Municipal officials said the potential development of the two properties would have helped Hazlet meet its state mandated obligation to provide opportunities for the development of affordable housing, which is defined as housing that is sold or rented at below market rates to individuals and families whose income meets certain guidelines.

In his Aug. 28 letter to residents, Aagre said, “The Township Committee has rigorously been fighting a builder’s remedy lawsuit filed by a developer and the state regarding an acceptable compliance plan to meet the township’s housing requirements. Hazlet has always maintained it has never used its zoning power to exclude or discriminate low and moderate income households and that Hazlet has more than its fair share of affordable housing.

“Unfortunately, the state does not recognize the nine mobile home parks and the existing housing inventory since these were built prior to the state’s mandate and Affordable Housing Act. Hazlet is 98 percent built out and considered a metropolitan area according to the county’s Regional Strategic Plan. In a June 2018 court ordered conference, the state agreed to a proposed compliance plan.

“This compliance plan includes zoning for new affordable and market value residential units, it is the least intrusive compliance plan the state had ever agreed to and provides  protection for Hazlet from future developers coming in and densifying our current community with other potential sites through builder’s remedy lawsuits. It provides the ability for Hazlet to maintain the building controls and bulk requirements for these two proposed affordable housing sites in our current compliance plan,” the mayor wrote.

“The proposed compliance plan has been met with overwhelming resistance from our residents, which we, as elected officials, are here to listen to in making our decisions for the betterment of the township. In addition, there have been public statements by members of the Township Committee voicing their opposition to this settlement plan which does not provide the necessary support to further this plan for adoption.

“We will request from the court the ability for Hazlet to formulate a new compliance plan with the current affordable housing numbers in order to provide the town protection against future builder’s remedy lawsuits.

“At this time, I will be taking the current affordable housing compliance plan off the agenda until which time Hazlet can come up with a compliance plan that can receive a majority agreement from the Township Committee and the residents of Hazlet or as ordered by the Superior Court,” Aagre wrote.

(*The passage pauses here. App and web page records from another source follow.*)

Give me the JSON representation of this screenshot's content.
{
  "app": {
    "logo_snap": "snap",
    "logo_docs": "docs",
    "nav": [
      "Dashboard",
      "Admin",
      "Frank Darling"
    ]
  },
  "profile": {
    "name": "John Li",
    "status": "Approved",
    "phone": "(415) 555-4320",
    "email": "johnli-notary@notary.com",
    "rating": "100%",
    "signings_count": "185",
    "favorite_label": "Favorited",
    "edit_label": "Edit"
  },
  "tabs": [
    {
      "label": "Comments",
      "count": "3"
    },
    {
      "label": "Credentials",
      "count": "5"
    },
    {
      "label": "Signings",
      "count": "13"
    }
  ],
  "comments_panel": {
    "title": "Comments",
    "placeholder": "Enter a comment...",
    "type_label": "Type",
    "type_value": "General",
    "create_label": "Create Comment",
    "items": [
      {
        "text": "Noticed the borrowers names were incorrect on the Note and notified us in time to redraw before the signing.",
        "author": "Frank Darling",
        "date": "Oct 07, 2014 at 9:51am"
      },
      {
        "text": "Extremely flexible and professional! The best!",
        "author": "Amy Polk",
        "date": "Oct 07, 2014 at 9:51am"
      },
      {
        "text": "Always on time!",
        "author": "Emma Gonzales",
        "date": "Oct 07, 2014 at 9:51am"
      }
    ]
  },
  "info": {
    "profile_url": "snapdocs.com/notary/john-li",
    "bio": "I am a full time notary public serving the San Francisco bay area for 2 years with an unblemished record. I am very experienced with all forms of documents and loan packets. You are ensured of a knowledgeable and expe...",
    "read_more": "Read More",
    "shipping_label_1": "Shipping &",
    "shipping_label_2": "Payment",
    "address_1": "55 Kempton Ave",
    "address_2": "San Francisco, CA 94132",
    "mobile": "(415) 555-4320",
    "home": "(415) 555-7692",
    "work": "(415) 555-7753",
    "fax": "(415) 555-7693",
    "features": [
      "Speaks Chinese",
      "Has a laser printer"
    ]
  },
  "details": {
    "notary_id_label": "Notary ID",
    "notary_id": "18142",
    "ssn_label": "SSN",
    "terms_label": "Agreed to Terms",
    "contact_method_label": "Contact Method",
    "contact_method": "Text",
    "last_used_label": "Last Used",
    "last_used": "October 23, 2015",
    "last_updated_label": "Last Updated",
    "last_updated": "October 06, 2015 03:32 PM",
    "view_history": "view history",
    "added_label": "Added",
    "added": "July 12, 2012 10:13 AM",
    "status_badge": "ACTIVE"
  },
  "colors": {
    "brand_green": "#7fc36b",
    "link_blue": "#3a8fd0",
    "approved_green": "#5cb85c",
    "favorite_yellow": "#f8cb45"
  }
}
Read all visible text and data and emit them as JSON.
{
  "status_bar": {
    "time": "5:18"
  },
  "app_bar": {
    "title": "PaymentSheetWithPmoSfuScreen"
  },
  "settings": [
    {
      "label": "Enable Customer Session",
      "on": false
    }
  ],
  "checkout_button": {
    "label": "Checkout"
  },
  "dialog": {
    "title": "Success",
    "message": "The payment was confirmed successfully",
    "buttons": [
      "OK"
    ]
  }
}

Township Attorney James Gorman has said Hazlet’s affordable housing obligation has doubled from 400 units to 800 units since a revision in January. He said the construction of homes on the two sites in question would help Hazlet meet its new affordable housing obligation, which was set in place by a court.

Gorman said existing mobile homes in Hazlet will no longer satisfy the municipality’s affordable housing goal. New homes must be built in order to fulfill the town’s legal obligation, he said.